● GOAL OF THE EXERCISE: For each line of the data below that contains "icon", return that line.

● SOURCE INFORMATION:

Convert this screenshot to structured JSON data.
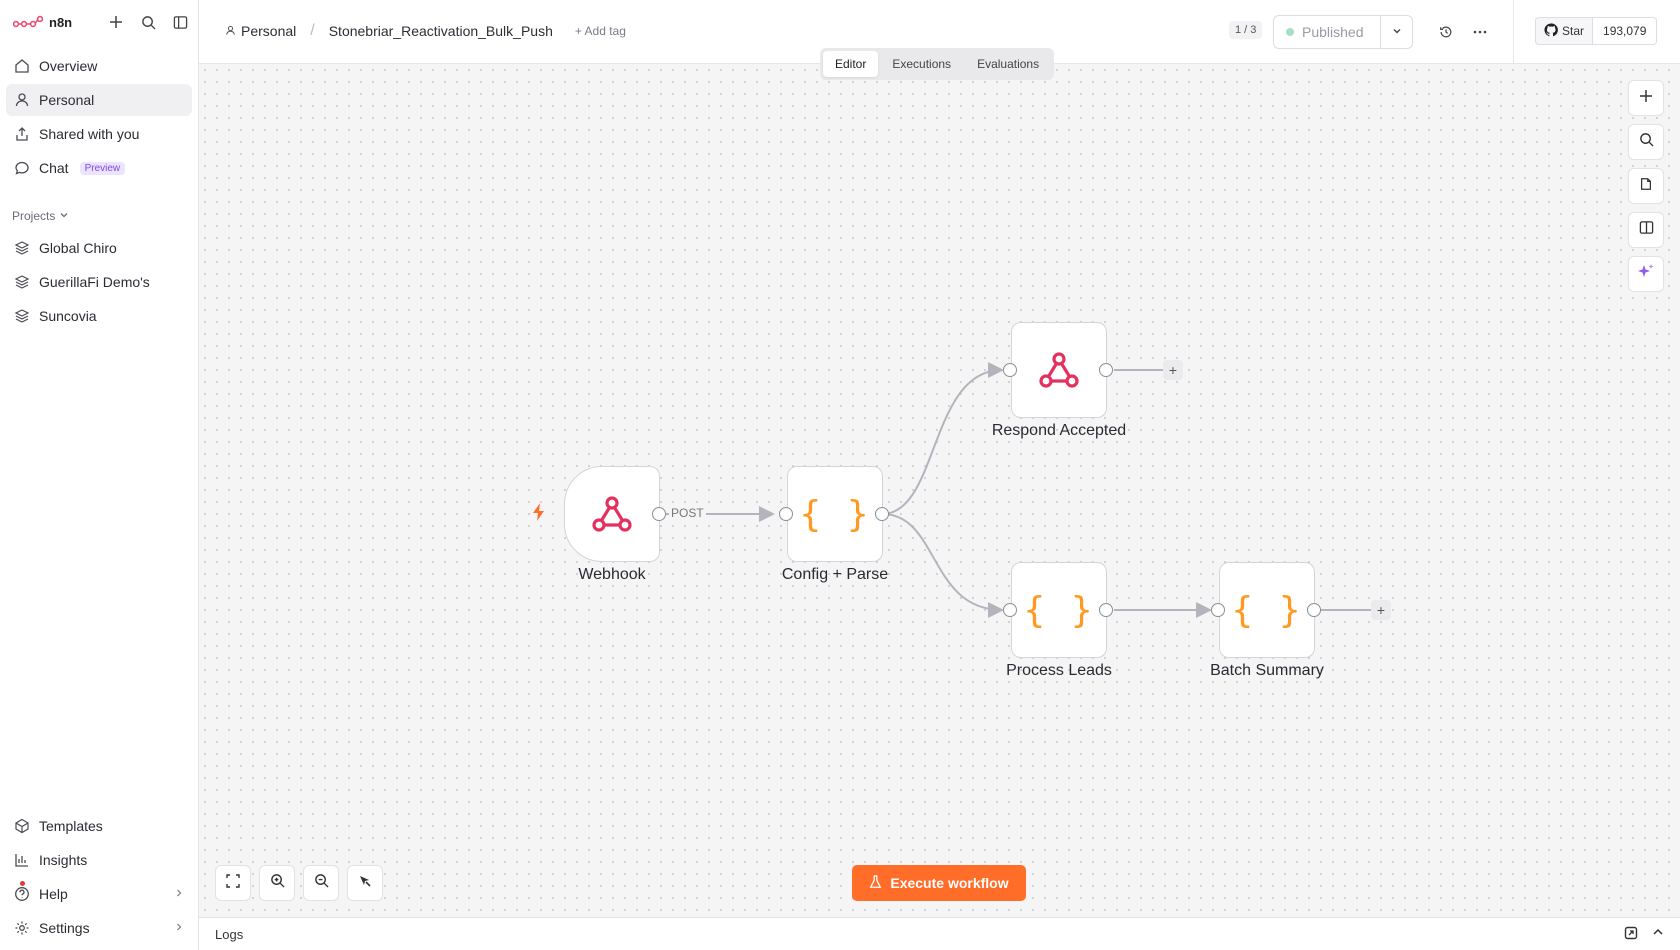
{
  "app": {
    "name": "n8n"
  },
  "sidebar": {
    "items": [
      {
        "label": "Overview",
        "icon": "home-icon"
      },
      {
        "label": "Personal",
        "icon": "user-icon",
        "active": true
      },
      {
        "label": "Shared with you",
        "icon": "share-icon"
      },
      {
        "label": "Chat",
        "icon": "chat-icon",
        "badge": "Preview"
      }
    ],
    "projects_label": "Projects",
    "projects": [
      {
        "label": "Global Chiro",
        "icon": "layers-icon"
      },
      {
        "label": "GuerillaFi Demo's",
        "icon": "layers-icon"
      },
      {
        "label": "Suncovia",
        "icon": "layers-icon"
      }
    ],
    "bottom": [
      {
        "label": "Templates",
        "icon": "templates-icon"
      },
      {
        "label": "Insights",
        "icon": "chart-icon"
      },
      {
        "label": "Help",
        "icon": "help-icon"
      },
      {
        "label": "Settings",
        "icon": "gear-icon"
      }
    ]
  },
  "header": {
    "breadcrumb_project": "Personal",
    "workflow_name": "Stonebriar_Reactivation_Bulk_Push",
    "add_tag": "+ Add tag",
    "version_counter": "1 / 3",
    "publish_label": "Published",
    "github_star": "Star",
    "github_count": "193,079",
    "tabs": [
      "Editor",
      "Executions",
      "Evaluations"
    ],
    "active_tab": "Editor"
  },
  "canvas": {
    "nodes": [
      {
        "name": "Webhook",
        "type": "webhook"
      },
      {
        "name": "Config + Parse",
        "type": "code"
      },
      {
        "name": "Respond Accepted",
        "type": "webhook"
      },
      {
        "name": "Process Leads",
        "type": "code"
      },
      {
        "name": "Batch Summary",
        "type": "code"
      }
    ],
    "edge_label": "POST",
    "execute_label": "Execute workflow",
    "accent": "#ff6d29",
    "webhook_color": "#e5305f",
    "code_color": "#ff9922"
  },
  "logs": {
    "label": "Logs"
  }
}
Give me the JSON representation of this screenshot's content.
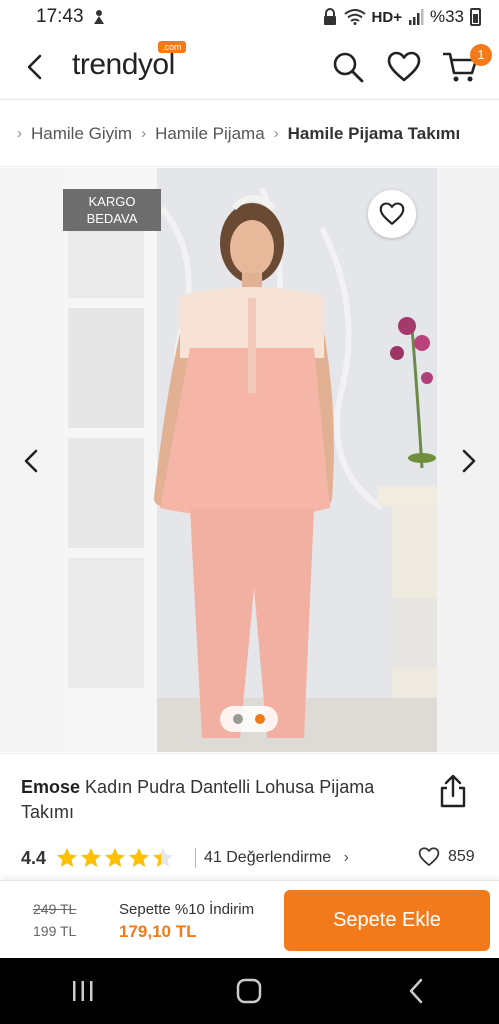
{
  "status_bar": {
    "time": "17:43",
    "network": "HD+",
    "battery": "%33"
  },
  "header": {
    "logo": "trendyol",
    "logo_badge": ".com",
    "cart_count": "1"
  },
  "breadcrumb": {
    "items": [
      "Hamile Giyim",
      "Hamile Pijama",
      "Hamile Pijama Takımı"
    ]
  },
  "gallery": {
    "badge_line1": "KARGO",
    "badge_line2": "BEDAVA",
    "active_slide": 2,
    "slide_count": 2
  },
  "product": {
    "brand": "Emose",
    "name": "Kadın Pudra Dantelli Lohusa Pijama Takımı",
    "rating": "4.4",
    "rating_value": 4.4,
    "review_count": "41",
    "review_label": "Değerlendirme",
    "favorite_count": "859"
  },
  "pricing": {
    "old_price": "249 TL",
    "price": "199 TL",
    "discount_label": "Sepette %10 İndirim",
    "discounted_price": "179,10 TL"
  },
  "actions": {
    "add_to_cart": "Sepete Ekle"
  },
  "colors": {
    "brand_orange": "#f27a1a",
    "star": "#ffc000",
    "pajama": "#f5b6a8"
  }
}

● WRITTEN REPLY:
        "icon": "home-icon"
        "icon": "user-icon",
        "icon": "share-icon"
        "icon": "chat-icon",
        "icon": "layers-icon"
        "icon": "layers-icon"
        "icon": "layers-icon"
        "icon": "templates-icon"
        "icon": "chart-icon"
        "icon": "help-icon"
        "icon": "gear-icon"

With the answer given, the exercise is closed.